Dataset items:
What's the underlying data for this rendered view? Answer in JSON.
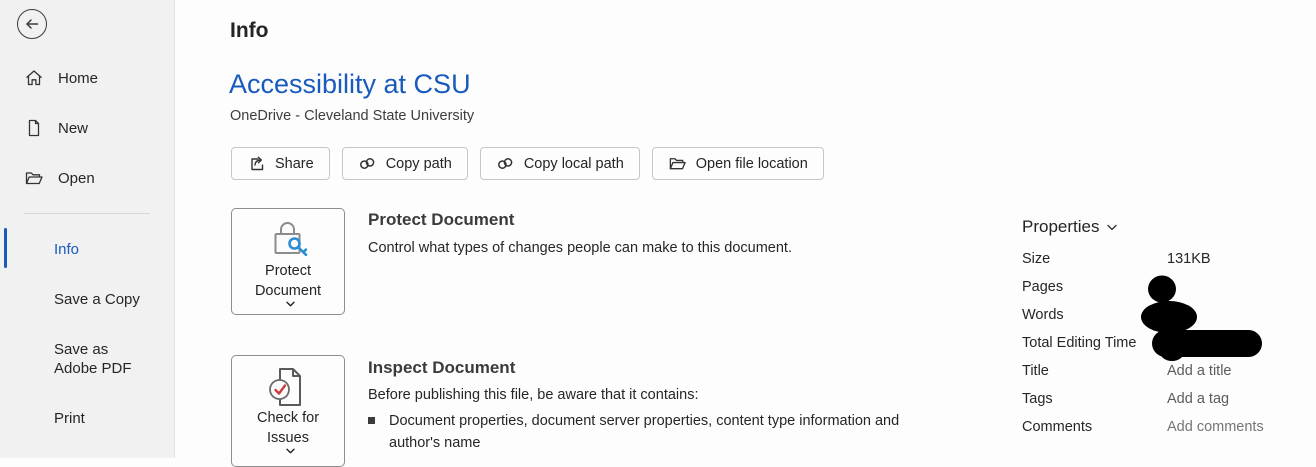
{
  "colors": {
    "accent_blue": "#185abd",
    "key_blue": "#2b8ed5",
    "check_red": "#cf3a3a",
    "redaction": "#000000"
  },
  "icons": {
    "back": "arrow-left-circle",
    "home": "house",
    "new": "blank-page",
    "open": "folder-open",
    "share": "share-arrow",
    "copy_path": "chain-link",
    "copy_local_path": "chain-link",
    "open_file_location": "folder-open",
    "protect_tile": "lock-with-key",
    "inspect_tile": "document-with-checkmark",
    "chevron": "chevron-down"
  },
  "sidebar": {
    "nav_items": [
      {
        "label": "Home"
      },
      {
        "label": "New"
      },
      {
        "label": "Open"
      }
    ],
    "file_items": [
      {
        "label": "Info",
        "selected": true
      },
      {
        "label": "Save a Copy",
        "selected": false
      },
      {
        "label": "Save as Adobe PDF",
        "selected": false
      },
      {
        "label": "Print",
        "selected": false
      }
    ]
  },
  "main": {
    "page_title": "Info",
    "document_title": "Accessibility at CSU",
    "document_location": "OneDrive - Cleveland State University",
    "actions": [
      {
        "label": "Share"
      },
      {
        "label": "Copy path"
      },
      {
        "label": "Copy local path"
      },
      {
        "label": "Open file location"
      }
    ],
    "protect": {
      "tile_label": "Protect Document",
      "heading": "Protect Document",
      "description": "Control what types of changes people can make to this document."
    },
    "inspect": {
      "tile_label": "Check for Issues",
      "heading": "Inspect Document",
      "intro": "Before publishing this file, be aware that it contains:",
      "bullet": "Document properties, document server properties, content type information and author's name"
    }
  },
  "properties": {
    "header": "Properties",
    "rows": [
      {
        "label": "Size",
        "value": "131KB",
        "redacted": false
      },
      {
        "label": "Pages",
        "value": "",
        "redacted": true
      },
      {
        "label": "Words",
        "value": "",
        "redacted": true
      },
      {
        "label": "Total Editing Time",
        "value": "",
        "redacted": true
      },
      {
        "label": "Title",
        "value": "Add a title",
        "placeholder": true
      },
      {
        "label": "Tags",
        "value": "Add a tag",
        "placeholder": true
      },
      {
        "label": "Comments",
        "value": "Add comments",
        "placeholder": true
      }
    ]
  }
}
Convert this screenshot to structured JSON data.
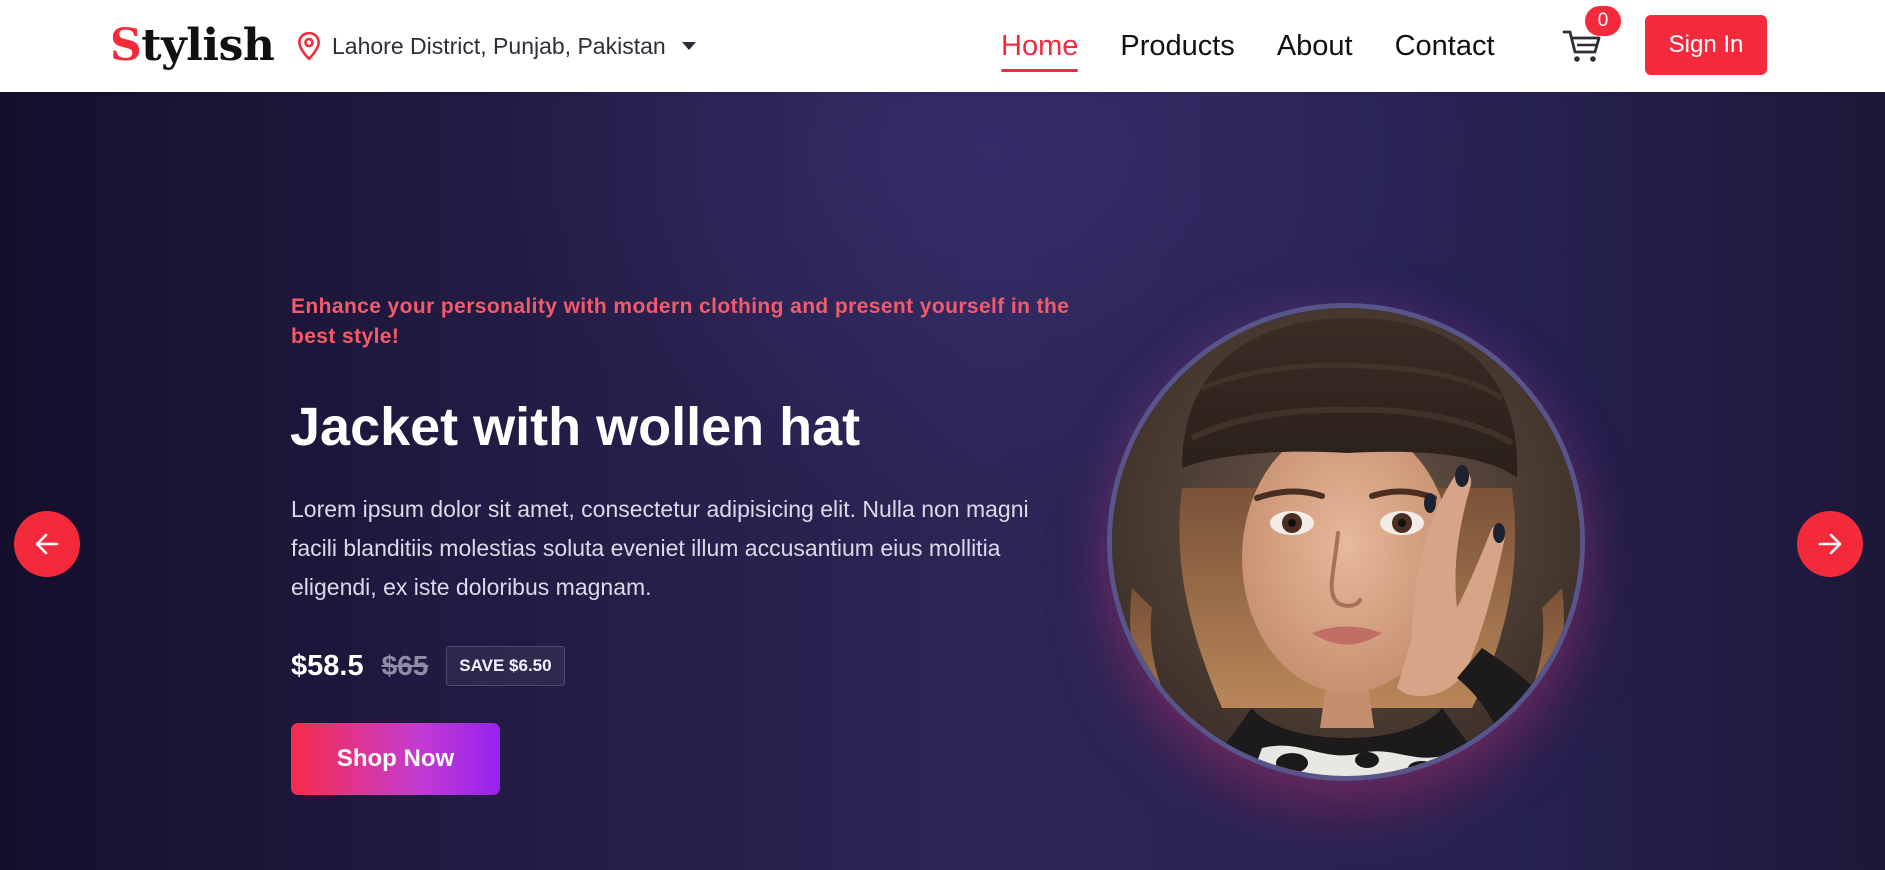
{
  "header": {
    "logo_first": "S",
    "logo_rest": "tylish",
    "location": "Lahore District, Punjab, Pakistan",
    "nav": [
      {
        "label": "Home",
        "active": true
      },
      {
        "label": "Products",
        "active": false
      },
      {
        "label": "About",
        "active": false
      },
      {
        "label": "Contact",
        "active": false
      }
    ],
    "cart_count": "0",
    "signin_label": "Sign In"
  },
  "hero": {
    "tagline": "Enhance your personality with modern clothing and present yourself in the best style!",
    "title": "Jacket with wollen hat",
    "description": "Lorem ipsum dolor sit amet, consectetur adipisicing elit. Nulla non magni facili blanditiis molestias soluta eveniet illum accusantium eius mollitia eligendi, ex iste doloribus magnam.",
    "price": "$58.5",
    "old_price": "$65",
    "save_badge": "SAVE $6.50",
    "cta_label": "Shop Now",
    "image_icon": "woman-portrait-image"
  },
  "colors": {
    "accent": "#f22a3c",
    "hero_bg": "#2a2454",
    "cta_gradient_start": "#f72c48",
    "cta_gradient_end": "#9522f0"
  },
  "icons": {
    "location": "location-pin-icon",
    "caret": "caret-down-icon",
    "cart": "cart-icon",
    "prev": "arrow-left-icon",
    "next": "arrow-right-icon"
  }
}
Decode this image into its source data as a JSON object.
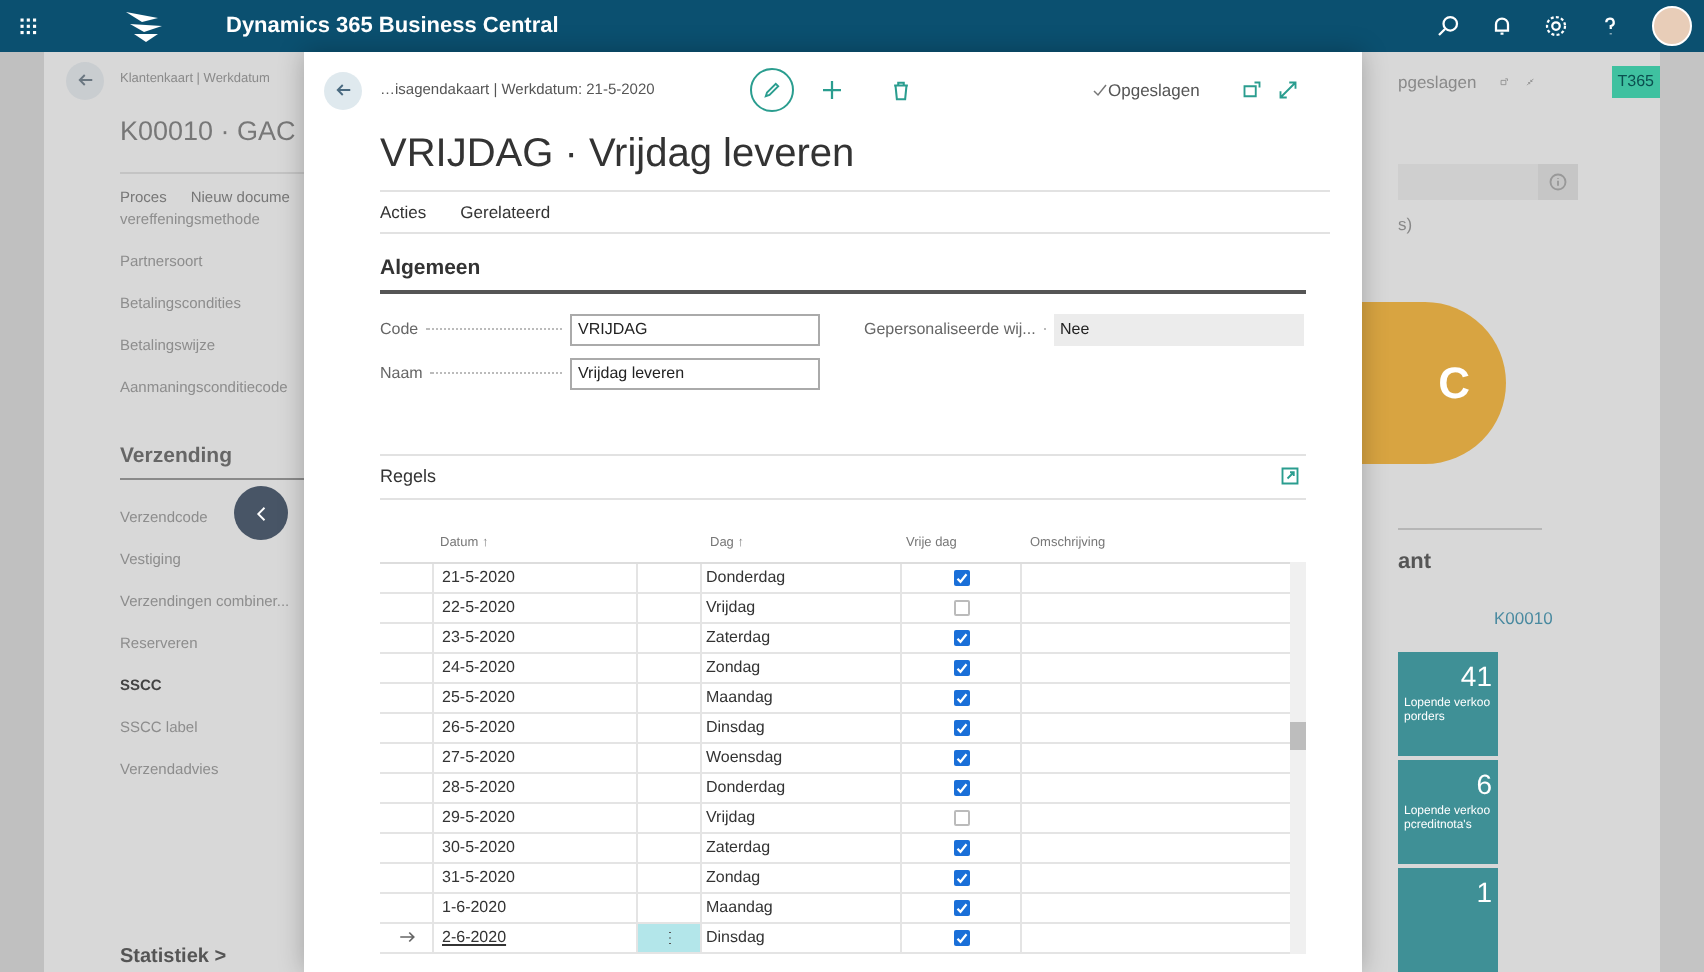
{
  "top_bar": {
    "title": "Dynamics 365 Business Central"
  },
  "background_page": {
    "breadcrumb": "Klantenkaart | Werkdatum",
    "title": "K00010 · GAC",
    "actions": [
      "Proces",
      "Nieuw docume"
    ],
    "fields": [
      {
        "label": "vereffeningsmethode",
        "bold": false
      },
      {
        "label": "Partnersoort",
        "bold": false
      },
      {
        "label": "Betalingscondities",
        "bold": false
      },
      {
        "label": "Betalingswijze",
        "bold": false
      },
      {
        "label": "Aanmaningsconditiecode",
        "bold": false
      }
    ],
    "section": "Verzending",
    "shipping_fields": [
      {
        "label": "Verzendcode",
        "bold": false
      },
      {
        "label": "Vestiging",
        "bold": false
      },
      {
        "label": "Verzendingen combiner...",
        "bold": false
      },
      {
        "label": "Reserveren",
        "bold": false
      },
      {
        "label": "SSCC",
        "bold": true
      },
      {
        "label": "SSCC label",
        "bold": false
      },
      {
        "label": "Verzendadvies",
        "bold": false
      }
    ],
    "footer": "Statistiek >",
    "right": {
      "status": "pgeslagen",
      "badge": "T365",
      "partial_text": "s)",
      "circle_letter": "C",
      "heading": "ant",
      "customer_no": "K00010",
      "tiles": [
        {
          "value": "41",
          "label": "Lopende verkooporders"
        },
        {
          "value": "6",
          "label": "Lopende verkoopcreditnota's"
        },
        {
          "value": "1"
        }
      ]
    }
  },
  "modal": {
    "breadcrumb": "…isagendakaart | Werkdatum: 21-5-2020",
    "status": "Opgeslagen",
    "title": "VRIJDAG · Vrijdag leveren",
    "tabs": [
      "Acties",
      "Gerelateerd"
    ],
    "general": {
      "heading": "Algemeen",
      "columns": [
        [
          {
            "label": "Code",
            "value": "VRIJDAG",
            "kind": "input"
          },
          {
            "label": "Naam",
            "value": "Vrijdag leveren",
            "kind": "input"
          }
        ],
        [
          {
            "label": "Gepersonaliseerde wij...",
            "value": "Nee",
            "kind": "readonly"
          }
        ]
      ]
    },
    "lines": {
      "heading": "Regels",
      "columns": [
        "Datum ↑",
        "Dag ↑",
        "Vrije dag",
        "Omschrijving"
      ],
      "rows": [
        {
          "date": "21-5-2020",
          "day": "Donderdag",
          "checked": true,
          "selected": false
        },
        {
          "date": "22-5-2020",
          "day": "Vrijdag",
          "checked": false,
          "selected": false
        },
        {
          "date": "23-5-2020",
          "day": "Zaterdag",
          "checked": true,
          "selected": false
        },
        {
          "date": "24-5-2020",
          "day": "Zondag",
          "checked": true,
          "selected": false
        },
        {
          "date": "25-5-2020",
          "day": "Maandag",
          "checked": true,
          "selected": false
        },
        {
          "date": "26-5-2020",
          "day": "Dinsdag",
          "checked": true,
          "selected": false
        },
        {
          "date": "27-5-2020",
          "day": "Woensdag",
          "checked": true,
          "selected": false
        },
        {
          "date": "28-5-2020",
          "day": "Donderdag",
          "checked": true,
          "selected": false
        },
        {
          "date": "29-5-2020",
          "day": "Vrijdag",
          "checked": false,
          "selected": false
        },
        {
          "date": "30-5-2020",
          "day": "Zaterdag",
          "checked": true,
          "selected": false
        },
        {
          "date": "31-5-2020",
          "day": "Zondag",
          "checked": true,
          "selected": false
        },
        {
          "date": "1-6-2020",
          "day": "Maandag",
          "checked": true,
          "selected": false
        },
        {
          "date": "2-6-2020",
          "day": "Dinsdag",
          "checked": true,
          "selected": true
        }
      ]
    }
  }
}
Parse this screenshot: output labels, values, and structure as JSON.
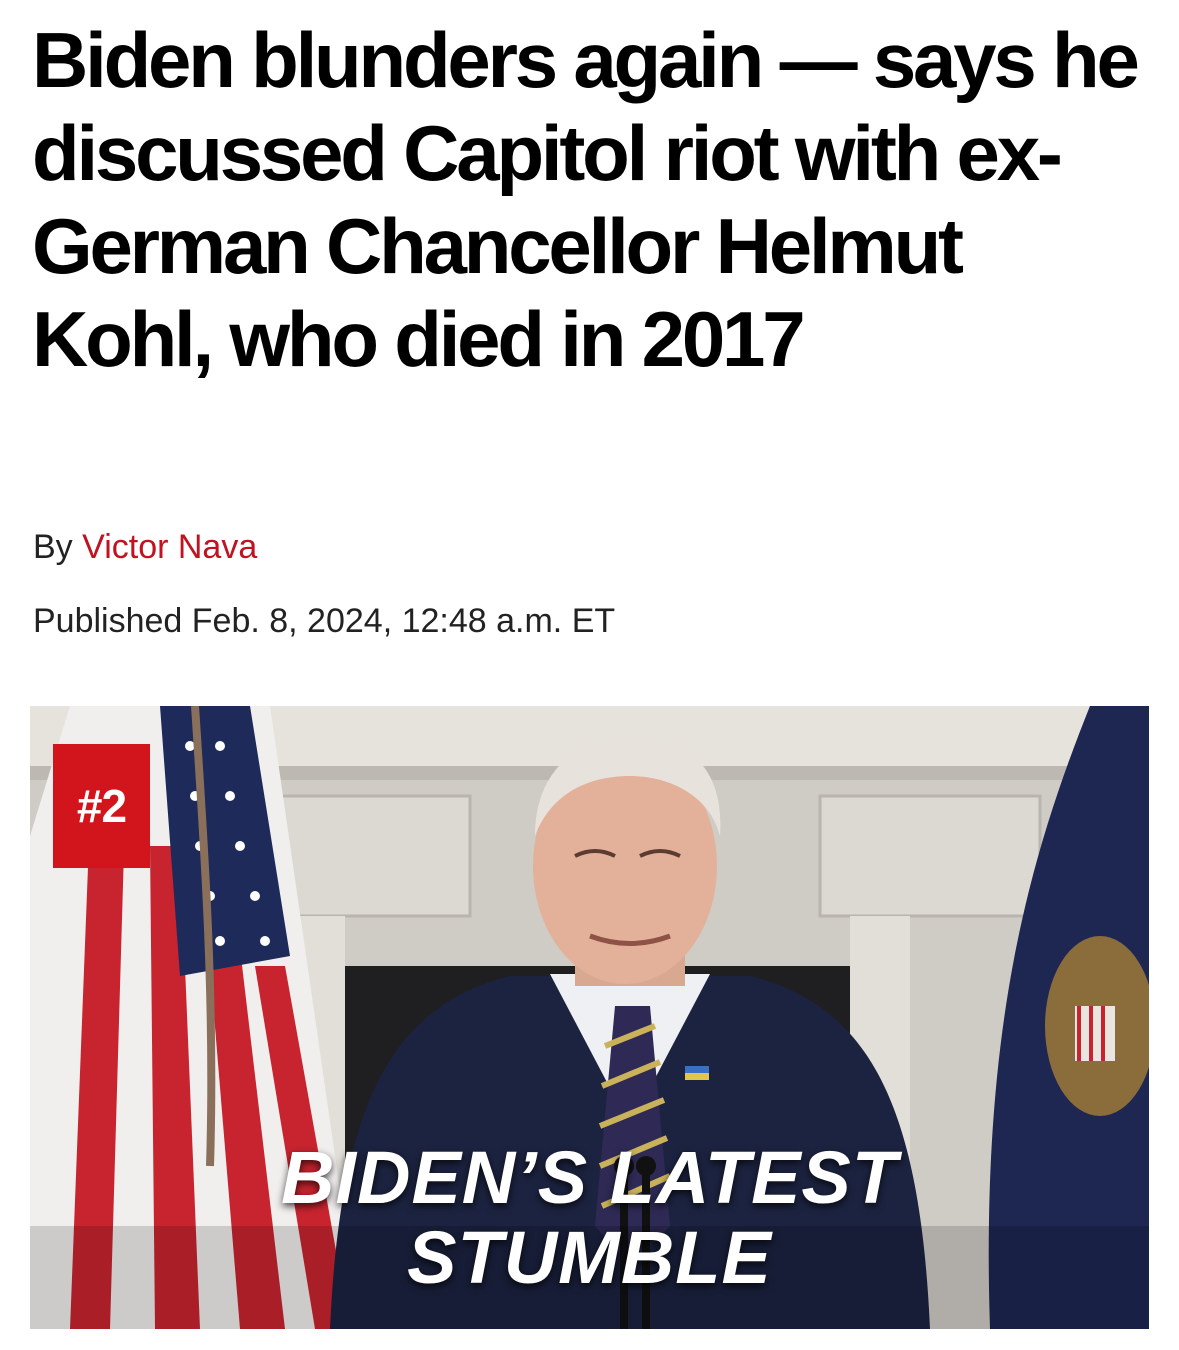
{
  "article": {
    "headline": "Biden blunders again — says he discussed Capitol riot with ex-German Chancellor Helmut Kohl, who died in 2017",
    "byline_prefix": "By ",
    "author": "Victor Nava",
    "published": "Published Feb. 8, 2024, 12:48 a.m. ET"
  },
  "hero": {
    "badge": "#2",
    "caption_line1": "BIDEN’S LATEST",
    "caption_line2": "STUMBLE"
  },
  "colors": {
    "accent_red": "#c1121f",
    "badge_red": "#d2141c"
  }
}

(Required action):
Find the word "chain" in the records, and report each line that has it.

(Task response):
    "copy_path": "chain-link",
    "copy_local_path": "chain-link",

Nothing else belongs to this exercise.